Goad describes, from the point of view of the ”boomers”, the present situation:
“…everyone places the blame squarely on your shoulders and thinks it would be an act of supreme righteousness if you and everyone else from your corrupt and wicked generation were to be murdered while you scream helplessly. Would any of this make you feel sympathetic toward the young, whether black or white? “
I’ve read the comments on a popular blog by a young man who asserted he was hoping to personally kill a ”boomer” if he could. He seemed in earnest; it was not a ‘joke’, and if it were it would not be funny. As far as I know, the blogger let his murderous comments stand, and didn’t object, or chide the commenter.
I tried to debate this subject on a Christian blog, where an anti-boomer piece was published, and found that even the ‘Christian’ blogger considered murderous sentiments to be perfectly justified and understandable. Now this began to be disturbing when even Christians join in this kind of thing and find no reason to condemn it or disagree even mildly with it.
Whenever I’ve written about this subject I get little response and I’ve wondered if I was the only one who found this generational ‘warfare’ and ‘boomerphobia’ to be troubling; when it comes to wishing that our own folk might die in a painful or degrading way — aren’t we more civilized than that? Evidently not, as most people aren’t at all troubled by the idea of it, judging by the resounding silence in the face of all this.
When I was out and about today I noticed a middle-aged couple, evidently Chinese, with an old man in a wheelchair, a family member. They appeared attentive and respectful towards him, whereas it seems we just want the unsightly old folks put out of sight and out of mind, left to the ‘tender mercies’ of the kind of ‘caregivers’ described in Jim Goad’s piece.
One blog I read even said that abandoning one’s old parents or grandparents shouldn’t be off the table. I was stunned at that, especially as this was on a ”Christian” blog.
That made me think of an incident that made national news back in the mid-1980s or so: an old man, in a wheelchair, was found abandoned at a racetrack. He apparently had dementia, and someone just dumped him at the racetrack with no identifying papers. Most people thought it was appalling and unthinkable. It seems the younger people think otherwise. Maybe abandoned old people will become a common sight as people decide that grandpa is useless and should be dealt with, as some people deal with unwanted pets: abandon them miles away and voila, out of sight, out of mind.

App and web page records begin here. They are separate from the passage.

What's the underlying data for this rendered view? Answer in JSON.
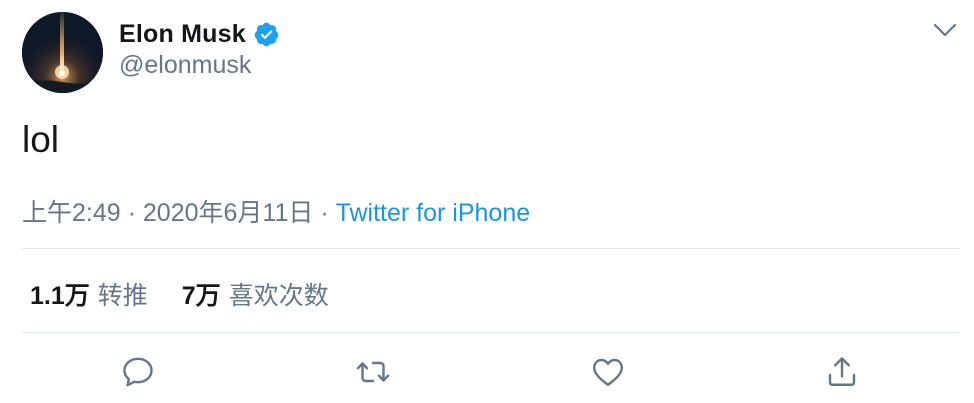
{
  "tweet": {
    "author": {
      "display_name": "Elon Musk",
      "handle": "@elonmusk",
      "verified": true,
      "avatar_icon": "rocket-launch-avatar"
    },
    "text": "lol",
    "time": "上午2:49",
    "date": "2020年6月11日",
    "separator": " · ",
    "source": "Twitter for iPhone"
  },
  "stats": {
    "retweets": {
      "count": "1.1万",
      "label": "转推"
    },
    "likes": {
      "count": "7万",
      "label": "喜欢次数"
    }
  },
  "actions": [
    {
      "name": "reply",
      "icon": "speech-bubble-icon"
    },
    {
      "name": "retweet",
      "icon": "retweet-arrows-icon"
    },
    {
      "name": "like",
      "icon": "heart-icon"
    },
    {
      "name": "share",
      "icon": "share-upload-icon"
    }
  ],
  "colors": {
    "text_primary": "#14171a",
    "text_secondary": "#657786",
    "link": "#1b95e0",
    "verified_badge": "#1da1f2",
    "divider": "#e1e8ed"
  }
}
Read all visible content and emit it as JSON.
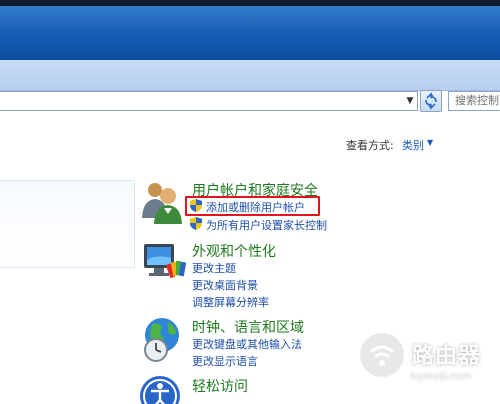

Somebody else’s problem.
If that’s the kind of people we’ve have become, bereft of any kindred feeling, any pietas, as Cambria Will Not Yield says, then we don’t have much of a future. As atomized individuals, are we focused only on self and material things, with no sense of kindred loyalty, not even to the people who gave us life and brought us up: parents and grandparents, aunts and uncles? No man is an island. A people is made up of all ages, babies to elders, not just age 20s-to-40s as some would wish.
And when those ”boomers” die, to loud cheers from those who are happily anticipating their decease, those cheers may, ironically, herald our dying as a people. A people is made up of an unbroken chain of generations: our family across the centuries. All are part of us just as our contemporary blood kin are.
Personally, I wonder if this whole ‘hate your elders’ thing was not a psy-ops thing, another way to divide Whites, who then misdirect their righteous anger at each other, at their own parents and grandparents. Then to add more to the toxic mix, there is the male vs. female divide: feminists and their counterparts among the men’s rights activists. Not to mention, the substantial number of Millennials seem to have an aversion to babies and small children. I’ve encountered this; lots of younger women think babies are bothersome and unpleasant. They prefer cats or dogs. Or, as one young lady said, she wanted to spend her life on “self-care.” Is this a recipe for ensuring our future as a people, a united folk?
Kudos to Jim Goad for writing about this troubling subject; I still wonder why so many people have been silent about it , while it’s become so widespread. I don’t see how it can be ignored.